◆ **Data to use**

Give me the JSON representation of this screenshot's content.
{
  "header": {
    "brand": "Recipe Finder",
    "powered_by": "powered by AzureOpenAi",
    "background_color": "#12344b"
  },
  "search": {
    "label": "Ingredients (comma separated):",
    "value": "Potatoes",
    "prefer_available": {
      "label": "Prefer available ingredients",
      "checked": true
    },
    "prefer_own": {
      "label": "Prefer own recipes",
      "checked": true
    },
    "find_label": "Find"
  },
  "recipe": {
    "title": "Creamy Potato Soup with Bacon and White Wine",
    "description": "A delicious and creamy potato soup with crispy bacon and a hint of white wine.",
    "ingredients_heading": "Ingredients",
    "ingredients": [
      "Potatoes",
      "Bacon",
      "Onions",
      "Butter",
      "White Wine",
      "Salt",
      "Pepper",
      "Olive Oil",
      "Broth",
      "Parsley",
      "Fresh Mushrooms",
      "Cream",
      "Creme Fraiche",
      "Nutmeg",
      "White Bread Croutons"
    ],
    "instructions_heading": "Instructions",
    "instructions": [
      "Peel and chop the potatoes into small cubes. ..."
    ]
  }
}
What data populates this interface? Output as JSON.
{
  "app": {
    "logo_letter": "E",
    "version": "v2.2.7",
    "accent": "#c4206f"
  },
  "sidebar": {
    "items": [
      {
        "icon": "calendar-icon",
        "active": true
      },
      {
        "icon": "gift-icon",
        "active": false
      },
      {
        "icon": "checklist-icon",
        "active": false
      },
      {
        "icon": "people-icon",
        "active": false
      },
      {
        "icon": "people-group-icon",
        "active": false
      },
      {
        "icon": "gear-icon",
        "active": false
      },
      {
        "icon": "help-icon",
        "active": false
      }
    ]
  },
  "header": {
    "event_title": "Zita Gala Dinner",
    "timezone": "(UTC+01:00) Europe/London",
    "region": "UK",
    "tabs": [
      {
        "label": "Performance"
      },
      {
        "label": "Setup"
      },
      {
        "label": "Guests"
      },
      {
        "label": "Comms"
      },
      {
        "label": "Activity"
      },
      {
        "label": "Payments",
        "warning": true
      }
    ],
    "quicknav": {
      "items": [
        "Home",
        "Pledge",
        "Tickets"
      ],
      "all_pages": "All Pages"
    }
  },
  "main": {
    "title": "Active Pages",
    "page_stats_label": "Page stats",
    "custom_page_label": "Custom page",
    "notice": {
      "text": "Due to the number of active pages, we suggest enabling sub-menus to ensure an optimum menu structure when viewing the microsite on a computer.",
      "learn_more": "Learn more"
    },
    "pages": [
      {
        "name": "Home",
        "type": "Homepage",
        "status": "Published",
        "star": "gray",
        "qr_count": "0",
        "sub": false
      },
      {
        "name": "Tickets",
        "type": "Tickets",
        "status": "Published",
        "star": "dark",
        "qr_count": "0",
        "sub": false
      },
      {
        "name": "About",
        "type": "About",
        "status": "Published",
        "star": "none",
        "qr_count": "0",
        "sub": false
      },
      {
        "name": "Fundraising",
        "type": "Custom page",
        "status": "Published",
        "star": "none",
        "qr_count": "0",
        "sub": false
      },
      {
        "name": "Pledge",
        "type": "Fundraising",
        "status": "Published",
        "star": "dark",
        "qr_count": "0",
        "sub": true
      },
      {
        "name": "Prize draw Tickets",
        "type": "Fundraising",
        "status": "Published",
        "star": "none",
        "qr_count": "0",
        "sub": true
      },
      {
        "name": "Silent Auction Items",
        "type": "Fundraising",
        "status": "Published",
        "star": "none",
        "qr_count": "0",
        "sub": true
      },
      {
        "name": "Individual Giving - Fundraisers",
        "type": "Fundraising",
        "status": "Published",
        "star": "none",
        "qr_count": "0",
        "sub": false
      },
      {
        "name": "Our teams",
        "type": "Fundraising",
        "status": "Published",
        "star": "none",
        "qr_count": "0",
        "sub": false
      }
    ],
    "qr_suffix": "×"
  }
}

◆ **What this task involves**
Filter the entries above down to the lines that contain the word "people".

◆ **Expected answer**
        "icon": "people-icon",
        "icon": "people-group-icon",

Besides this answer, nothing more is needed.